(469h) Identifying Reaction Pathways for the Sabatier Reaction on Stepped Metal (211) Surfaces

Sharma, D., Indian Institute of Technology
Reuter, K., Technische Universitaet, Muenchen
Andersen, M., Technische Universitaet, Muenchen
Identifying reaction pathways for the Sabatier reaction on stepped metal (211) surfaces

Devyani Sharma1, Karsten Reuter2, and Mie Andersen2

1Department of Chemical Engineering, Indian Institute of Technology Madras, India

2Chair for Theoretical Chemistry and Catalysis Research Center, Technische Universität München, Germany


The catalytic conversion of carbon dioxide and hydrogen to form methane and water (the Sabatier reaction) was first discovered by the French scientist Paul Sabatier in the 1910s. In recent years, such chemical recycling of CO2 has received renewed interest due to the adverse effects on our climate from rising levels of COin the atmosphere and the need for a clean and sustainable production of fuels and chemicals [1].

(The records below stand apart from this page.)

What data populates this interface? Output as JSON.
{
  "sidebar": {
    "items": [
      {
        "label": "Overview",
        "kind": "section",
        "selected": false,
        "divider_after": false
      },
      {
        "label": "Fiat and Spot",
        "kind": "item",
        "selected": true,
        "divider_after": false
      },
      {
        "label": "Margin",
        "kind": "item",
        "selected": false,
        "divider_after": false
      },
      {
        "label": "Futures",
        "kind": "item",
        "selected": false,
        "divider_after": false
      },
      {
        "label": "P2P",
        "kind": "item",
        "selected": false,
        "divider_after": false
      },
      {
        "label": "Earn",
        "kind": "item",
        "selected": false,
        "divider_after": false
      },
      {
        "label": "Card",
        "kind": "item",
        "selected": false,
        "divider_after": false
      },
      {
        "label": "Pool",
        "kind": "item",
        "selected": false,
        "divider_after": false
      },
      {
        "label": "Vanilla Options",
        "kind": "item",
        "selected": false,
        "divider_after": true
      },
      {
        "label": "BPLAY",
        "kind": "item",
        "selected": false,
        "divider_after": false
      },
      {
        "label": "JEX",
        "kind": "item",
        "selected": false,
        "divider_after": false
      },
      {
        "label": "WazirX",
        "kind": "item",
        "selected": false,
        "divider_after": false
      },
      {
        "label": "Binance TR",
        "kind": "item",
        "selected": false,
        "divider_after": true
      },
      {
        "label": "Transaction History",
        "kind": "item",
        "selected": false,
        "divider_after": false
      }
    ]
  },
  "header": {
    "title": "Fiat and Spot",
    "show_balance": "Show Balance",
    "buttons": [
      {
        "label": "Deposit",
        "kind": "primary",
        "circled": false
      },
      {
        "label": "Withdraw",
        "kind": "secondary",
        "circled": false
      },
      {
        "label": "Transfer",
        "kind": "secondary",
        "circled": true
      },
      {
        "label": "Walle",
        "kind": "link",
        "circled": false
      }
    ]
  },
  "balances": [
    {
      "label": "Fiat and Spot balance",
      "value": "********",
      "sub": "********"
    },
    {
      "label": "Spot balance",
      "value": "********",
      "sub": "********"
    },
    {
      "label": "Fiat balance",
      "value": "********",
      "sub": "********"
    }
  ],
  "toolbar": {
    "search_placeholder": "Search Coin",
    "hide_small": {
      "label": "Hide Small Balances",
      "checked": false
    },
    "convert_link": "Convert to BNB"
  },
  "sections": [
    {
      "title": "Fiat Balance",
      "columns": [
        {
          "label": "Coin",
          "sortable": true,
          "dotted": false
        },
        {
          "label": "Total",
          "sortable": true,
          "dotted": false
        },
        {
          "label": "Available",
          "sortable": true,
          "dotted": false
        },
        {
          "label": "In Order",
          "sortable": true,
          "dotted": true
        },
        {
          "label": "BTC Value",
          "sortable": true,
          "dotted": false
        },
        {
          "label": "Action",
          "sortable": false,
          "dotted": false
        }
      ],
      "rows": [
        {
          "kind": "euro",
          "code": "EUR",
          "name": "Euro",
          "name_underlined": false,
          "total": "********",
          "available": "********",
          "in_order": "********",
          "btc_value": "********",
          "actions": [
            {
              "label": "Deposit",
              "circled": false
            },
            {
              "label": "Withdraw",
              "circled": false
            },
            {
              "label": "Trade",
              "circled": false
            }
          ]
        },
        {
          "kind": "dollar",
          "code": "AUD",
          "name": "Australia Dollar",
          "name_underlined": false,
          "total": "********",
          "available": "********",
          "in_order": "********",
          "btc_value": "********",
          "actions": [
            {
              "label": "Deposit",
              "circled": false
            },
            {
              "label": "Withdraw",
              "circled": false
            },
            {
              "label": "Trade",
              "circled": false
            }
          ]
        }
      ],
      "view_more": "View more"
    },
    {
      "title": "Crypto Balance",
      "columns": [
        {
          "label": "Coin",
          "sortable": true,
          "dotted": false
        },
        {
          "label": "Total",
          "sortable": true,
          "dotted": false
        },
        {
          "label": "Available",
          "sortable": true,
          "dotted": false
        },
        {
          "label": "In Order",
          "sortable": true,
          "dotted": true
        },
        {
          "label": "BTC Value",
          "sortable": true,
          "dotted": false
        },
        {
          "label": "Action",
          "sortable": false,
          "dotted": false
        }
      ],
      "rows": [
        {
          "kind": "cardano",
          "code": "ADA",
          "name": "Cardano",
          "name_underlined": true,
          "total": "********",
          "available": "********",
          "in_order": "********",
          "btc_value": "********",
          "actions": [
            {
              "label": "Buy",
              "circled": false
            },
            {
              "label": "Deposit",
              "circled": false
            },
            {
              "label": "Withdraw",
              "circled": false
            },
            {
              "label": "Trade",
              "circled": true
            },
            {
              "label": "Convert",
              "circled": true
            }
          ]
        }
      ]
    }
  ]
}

The aim of the present work is to identify trends in the preferred CO2 dissociation pathways over the stepped (211) surfaces of Cu, Rh, Ru, Pd, Pt and Re. We use density functional theory (DFT) with the dispersion-corrected BEEF-vdW functional [2] in order to accurately capture the weak interaction of COand related intermediates with metal surfaces. Transition states are identified using the nudged elastic band (NEB) method.

We compare pathways relying on the direct CO2 dissociation as well as hydrogen-assisted pathways involving the COOH [3] or HCOO (formate) intermediate [4]. Since many of the more active catalysts are expected to exhibit a high coverage of CO under reactions conditions, which could substantially influence the reaction barriers and preferred pathways [5], we also consider the effect of lateral interactions on the COdissociation trends in realistic, high-coverage structures. The obtained DFT data are used to construct a microkinetic model to evaluate the preferred pathways, important intermediates and catalytic activities over the series of transition metal catalysts.


[1] Wang, Wei, et al. Chemical Society Reviews 40.7 (2011): 3703-3727.

[2] Wellendorff, Jess, et al. Physical Review B 85.23 (2012): 235149.

[3] Dietz, et al. The Journal of Physical Chemistry C 119.9 (2015): 4959-4966.

[4] Cao, Dong-Bo, et al. Surface Science 603.19 (2009): 2991-2998.

[5] Lausche, Adam C., et al. Journal of catalysis 307 (2013): 275-282.